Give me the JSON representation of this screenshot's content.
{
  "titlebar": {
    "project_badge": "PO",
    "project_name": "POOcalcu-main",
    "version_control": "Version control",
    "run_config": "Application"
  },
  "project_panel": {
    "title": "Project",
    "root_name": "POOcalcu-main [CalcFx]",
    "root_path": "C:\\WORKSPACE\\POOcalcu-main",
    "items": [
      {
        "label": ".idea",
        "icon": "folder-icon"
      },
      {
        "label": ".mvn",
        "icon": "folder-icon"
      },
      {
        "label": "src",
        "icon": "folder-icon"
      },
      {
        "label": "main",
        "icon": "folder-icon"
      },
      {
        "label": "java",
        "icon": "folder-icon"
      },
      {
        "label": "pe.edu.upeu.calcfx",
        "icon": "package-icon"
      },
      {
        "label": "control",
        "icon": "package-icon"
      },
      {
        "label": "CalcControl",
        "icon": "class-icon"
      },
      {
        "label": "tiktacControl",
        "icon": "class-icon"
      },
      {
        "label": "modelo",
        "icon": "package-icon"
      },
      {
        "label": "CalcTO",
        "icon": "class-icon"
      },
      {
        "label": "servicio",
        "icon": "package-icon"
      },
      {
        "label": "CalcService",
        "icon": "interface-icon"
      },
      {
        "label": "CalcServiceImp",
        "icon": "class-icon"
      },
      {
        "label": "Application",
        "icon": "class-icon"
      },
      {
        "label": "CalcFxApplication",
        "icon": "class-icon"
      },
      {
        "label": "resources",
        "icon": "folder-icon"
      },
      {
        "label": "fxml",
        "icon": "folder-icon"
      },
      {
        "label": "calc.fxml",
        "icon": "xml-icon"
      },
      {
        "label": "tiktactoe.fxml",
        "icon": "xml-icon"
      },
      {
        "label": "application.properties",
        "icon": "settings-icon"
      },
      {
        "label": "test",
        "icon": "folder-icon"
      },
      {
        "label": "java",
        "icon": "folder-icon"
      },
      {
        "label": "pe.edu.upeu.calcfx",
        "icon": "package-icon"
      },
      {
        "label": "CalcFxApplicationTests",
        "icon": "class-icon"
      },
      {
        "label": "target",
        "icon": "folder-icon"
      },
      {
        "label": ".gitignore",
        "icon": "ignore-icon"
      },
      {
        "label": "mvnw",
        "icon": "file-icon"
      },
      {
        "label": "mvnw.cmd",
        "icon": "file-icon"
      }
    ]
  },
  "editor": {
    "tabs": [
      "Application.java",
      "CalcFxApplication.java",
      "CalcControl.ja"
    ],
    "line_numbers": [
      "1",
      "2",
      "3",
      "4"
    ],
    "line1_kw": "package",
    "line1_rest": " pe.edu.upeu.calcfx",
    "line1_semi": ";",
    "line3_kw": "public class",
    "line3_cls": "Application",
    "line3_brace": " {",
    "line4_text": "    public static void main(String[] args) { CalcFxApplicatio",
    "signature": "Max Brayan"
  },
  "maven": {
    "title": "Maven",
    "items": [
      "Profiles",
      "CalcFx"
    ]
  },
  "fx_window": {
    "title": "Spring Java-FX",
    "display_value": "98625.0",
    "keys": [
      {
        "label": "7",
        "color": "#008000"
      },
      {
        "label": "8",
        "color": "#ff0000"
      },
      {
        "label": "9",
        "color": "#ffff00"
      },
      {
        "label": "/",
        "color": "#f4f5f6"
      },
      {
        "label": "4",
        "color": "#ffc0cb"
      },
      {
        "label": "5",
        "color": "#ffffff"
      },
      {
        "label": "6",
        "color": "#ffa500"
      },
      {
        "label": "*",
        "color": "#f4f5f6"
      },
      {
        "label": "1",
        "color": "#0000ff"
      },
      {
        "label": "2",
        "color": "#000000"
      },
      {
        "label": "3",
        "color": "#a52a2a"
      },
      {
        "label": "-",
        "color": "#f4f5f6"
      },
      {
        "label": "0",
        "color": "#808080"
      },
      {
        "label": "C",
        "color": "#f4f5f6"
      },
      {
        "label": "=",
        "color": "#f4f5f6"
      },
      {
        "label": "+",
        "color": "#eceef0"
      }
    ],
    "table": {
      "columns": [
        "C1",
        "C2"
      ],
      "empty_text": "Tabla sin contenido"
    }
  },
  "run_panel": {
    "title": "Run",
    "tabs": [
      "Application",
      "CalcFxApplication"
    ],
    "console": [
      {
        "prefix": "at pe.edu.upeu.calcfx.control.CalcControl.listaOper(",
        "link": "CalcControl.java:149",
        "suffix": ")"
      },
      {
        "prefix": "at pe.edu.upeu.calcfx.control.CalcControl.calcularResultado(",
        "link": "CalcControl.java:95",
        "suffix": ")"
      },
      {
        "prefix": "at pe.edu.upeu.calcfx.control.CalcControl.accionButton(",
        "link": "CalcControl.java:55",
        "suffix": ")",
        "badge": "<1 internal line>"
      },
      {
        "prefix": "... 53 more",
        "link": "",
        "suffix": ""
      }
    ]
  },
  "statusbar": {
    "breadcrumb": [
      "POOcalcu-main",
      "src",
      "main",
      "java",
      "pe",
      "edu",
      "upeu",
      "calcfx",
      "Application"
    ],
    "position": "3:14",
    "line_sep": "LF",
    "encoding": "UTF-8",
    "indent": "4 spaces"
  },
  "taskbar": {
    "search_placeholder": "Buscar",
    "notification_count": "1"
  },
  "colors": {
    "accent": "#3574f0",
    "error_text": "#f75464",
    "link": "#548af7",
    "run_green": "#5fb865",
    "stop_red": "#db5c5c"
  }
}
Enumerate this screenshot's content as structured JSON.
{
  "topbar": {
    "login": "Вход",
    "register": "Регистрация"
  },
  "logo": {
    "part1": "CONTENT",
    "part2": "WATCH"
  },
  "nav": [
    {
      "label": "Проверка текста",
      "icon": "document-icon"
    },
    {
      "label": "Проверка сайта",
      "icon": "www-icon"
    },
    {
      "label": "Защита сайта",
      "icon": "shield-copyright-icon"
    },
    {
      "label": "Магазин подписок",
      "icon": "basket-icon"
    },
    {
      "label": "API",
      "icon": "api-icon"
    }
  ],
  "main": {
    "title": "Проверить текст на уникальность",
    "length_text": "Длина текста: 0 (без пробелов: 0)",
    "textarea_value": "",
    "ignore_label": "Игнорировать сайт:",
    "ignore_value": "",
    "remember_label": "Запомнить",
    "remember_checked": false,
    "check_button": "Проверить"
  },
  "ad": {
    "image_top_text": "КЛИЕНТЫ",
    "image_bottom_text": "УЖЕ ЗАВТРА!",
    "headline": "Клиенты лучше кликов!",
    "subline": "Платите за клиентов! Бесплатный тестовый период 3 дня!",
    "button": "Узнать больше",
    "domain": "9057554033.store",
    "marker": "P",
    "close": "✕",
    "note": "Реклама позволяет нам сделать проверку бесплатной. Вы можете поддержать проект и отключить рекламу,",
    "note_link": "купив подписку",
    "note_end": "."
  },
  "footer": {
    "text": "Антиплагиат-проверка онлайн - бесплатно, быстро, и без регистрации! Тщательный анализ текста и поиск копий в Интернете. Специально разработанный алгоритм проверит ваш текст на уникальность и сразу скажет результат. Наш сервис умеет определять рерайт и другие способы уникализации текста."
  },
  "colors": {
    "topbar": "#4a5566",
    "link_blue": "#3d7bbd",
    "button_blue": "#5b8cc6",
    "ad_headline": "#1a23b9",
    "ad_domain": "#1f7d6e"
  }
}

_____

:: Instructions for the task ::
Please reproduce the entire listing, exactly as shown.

:: Result below ::
Give me the JSON representation of this screenshot's content.
{
  "titlebar": {
    "project_badge": "PO",
    "project_name": "POOcalcu-main",
    "version_control": "Version control",
    "run_config": "Application"
  },
  "project_panel": {
    "title": "Project",
    "root_name": "POOcalcu-main [CalcFx]",
    "root_path": "C:\\WORKSPACE\\POOcalcu-main",
    "items": [
      {
        "label": ".idea",
        "icon": "folder-icon"
      },
      {
        "label": ".mvn",
        "icon": "folder-icon"
      },
      {
        "label": "src",
        "icon": "folder-icon"
      },
      {
        "label": "main",
        "icon": "folder-icon"
      },
      {
        "label": "java",
        "icon": "folder-icon"
      },
      {
        "label": "pe.edu.upeu.calcfx",
        "icon": "package-icon"
      },
      {
        "label": "control",
        "icon": "package-icon"
      },
      {
        "label": "CalcControl",
        "icon": "class-icon"
      },
      {
        "label": "tiktacControl",
        "icon": "class-icon"
      },
      {
        "label": "modelo",
        "icon": "package-icon"
      },
      {
        "label": "CalcTO",
        "icon": "class-icon"
      },
      {
        "label": "servicio",
        "icon": "package-icon"
      },
      {
        "label": "CalcService",
        "icon": "interface-icon"
      },
      {
        "label": "CalcServiceImp",
        "icon": "class-icon"
      },
      {
        "label": "Application",
        "icon": "class-icon"
      },
      {
        "label": "CalcFxApplication",
        "icon": "class-icon"
      },
      {
        "label": "resources",
        "icon": "folder-icon"
      },
      {
        "label": "fxml",
        "icon": "folder-icon"
      },
      {
        "label": "calc.fxml",
        "icon": "xml-icon"
      },
      {
        "label": "tiktactoe.fxml",
        "icon": "xml-icon"
      },
      {
        "label": "application.properties",
        "icon": "settings-icon"
      },
      {
        "label": "test",
        "icon": "folder-icon"
      },
      {
        "label": "java",
        "icon": "folder-icon"
      },
      {
        "label": "pe.edu.upeu.calcfx",
        "icon": "package-icon"
      },
      {
        "label": "CalcFxApplicationTests",
        "icon": "class-icon"
      },
      {
        "label": "target",
        "icon": "folder-icon"
      },
      {
        "label": ".gitignore",
        "icon": "ignore-icon"
      },
      {
        "label": "mvnw",
        "icon": "file-icon"
      },
      {
        "label": "mvnw.cmd",
        "icon": "file-icon"
      }
    ]
  },
  "editor": {
    "tabs": [
      "Application.java",
      "CalcFxApplication.java",
      "CalcControl.ja"
    ],
    "line_numbers": [
      "1",
      "2",
      "3",
      "4"
    ],
    "line1_kw": "package",
    "line1_rest": " pe.edu.upeu.calcfx",
    "line1_semi": ";",
    "line3_kw": "public class",
    "line3_cls": "Application",
    "line3_brace": " {",
    "line4_text": "    public static void main(String[] args) { CalcFxApplicatio",
    "signature": "Max Brayan"
  },
  "maven": {
    "title": "Maven",
    "items": [
      "Profiles",
      "CalcFx"
    ]
  },
  "fx_window": {
    "title": "Spring Java-FX",
    "display_value": "98625.0",
    "keys": [
      {
        "label": "7",
        "color": "#008000"
      },
      {
        "label": "8",
        "color": "#ff0000"
      },
      {
        "label": "9",
        "color": "#ffff00"
      },
      {
        "label": "/",
        "color": "#f4f5f6"
      },
      {
        "label": "4",
        "color": "#ffc0cb"
      },
      {
        "label": "5",
        "color": "#ffffff"
      },
      {
        "label": "6",
        "color": "#ffa500"
      },
      {
        "label": "*",
        "color": "#f4f5f6"
      },
      {
        "label": "1",
        "color": "#0000ff"
      },
      {
        "label": "2",
        "color": "#000000"
      },
      {
        "label": "3",
        "color": "#a52a2a"
      },
      {
        "label": "-",
        "color": "#f4f5f6"
      },
      {
        "label": "0",
        "color": "#808080"
      },
      {
        "label": "C",
        "color": "#f4f5f6"
      },
      {
        "label": "=",
        "color": "#f4f5f6"
      },
      {
        "label": "+",
        "color": "#eceef0"
      }
    ],
    "table": {
      "columns": [
        "C1",
        "C2"
      ],
      "empty_text": "Tabla sin contenido"
    }
  },
  "run_panel": {
    "title": "Run",
    "tabs": [
      "Application",
      "CalcFxApplication"
    ],
    "console": [
      {
        "prefix": "at pe.edu.upeu.calcfx.control.CalcControl.listaOper(",
        "link": "CalcControl.java:149",
        "suffix": ")"
      },
      {
        "prefix": "at pe.edu.upeu.calcfx.control.CalcControl.calcularResultado(",
        "link": "CalcControl.java:95",
        "suffix": ")"
      },
      {
        "prefix": "at pe.edu.upeu.calcfx.control.CalcControl.accionButton(",
        "link": "CalcControl.java:55",
        "suffix": ")",
        "badge": "<1 internal line>"
      },
      {
        "prefix": "... 53 more",
        "link": "",
        "suffix": ""
      }
    ]
  },
  "statusbar": {
    "breadcrumb": [
      "POOcalcu-main",
      "src",
      "main",
      "java",
      "pe",
      "edu",
      "upeu",
      "calcfx",
      "Application"
    ],
    "position": "3:14",
    "line_sep": "LF",
    "encoding": "UTF-8",
    "indent": "4 spaces"
  },
  "taskbar": {
    "search_placeholder": "Buscar",
    "notification_count": "1"
  },
  "colors": {
    "accent": "#3574f0",
    "error_text": "#f75464",
    "link": "#548af7",
    "run_green": "#5fb865",
    "stop_red": "#db5c5c"
  }
}
Enumerate this screenshot's content as structured JSON.
{
  "topbar": {
    "login": "Вход",
    "register": "Регистрация"
  },
  "logo": {
    "part1": "CONTENT",
    "part2": "WATCH"
  },
  "nav": [
    {
      "label": "Проверка текста",
      "icon": "document-icon"
    },
    {
      "label": "Проверка сайта",
      "icon": "www-icon"
    },
    {
      "label": "Защита сайта",
      "icon": "shield-copyright-icon"
    },
    {
      "label": "Магазин подписок",
      "icon": "basket-icon"
    },
    {
      "label": "API",
      "icon": "api-icon"
    }
  ],
  "main": {
    "title": "Проверить текст на уникальность",
    "length_text": "Длина текста: 0 (без пробелов: 0)",
    "textarea_value": "",
    "ignore_label": "Игнорировать сайт:",
    "ignore_value": "",
    "remember_label": "Запомнить",
    "remember_checked": false,
    "check_button": "Проверить"
  },
  "ad": {
    "image_top_text": "КЛИЕНТЫ",
    "image_bottom_text": "УЖЕ ЗАВТРА!",
    "headline": "Клиенты лучше кликов!",
    "subline": "Платите за клиентов! Бесплатный тестовый период 3 дня!",
    "button": "Узнать больше",
    "domain": "9057554033.store",
    "marker": "P",
    "close": "✕",
    "note": "Реклама позволяет нам сделать проверку бесплатной. Вы можете поддержать проект и отключить рекламу,",
    "note_link": "купив подписку",
    "note_end": "."
  },
  "footer": {
    "text": "Антиплагиат-проверка онлайн - бесплатно, быстро, и без регистрации! Тщательный анализ текста и поиск копий в Интернете. Специально разработанный алгоритм проверит ваш текст на уникальность и сразу скажет результат. Наш сервис умеет определять рерайт и другие способы уникализации текста."
  },
  "colors": {
    "topbar": "#4a5566",
    "link_blue": "#3d7bbd",
    "button_blue": "#5b8cc6",
    "ad_headline": "#1a23b9",
    "ad_domain": "#1f7d6e"
  }
}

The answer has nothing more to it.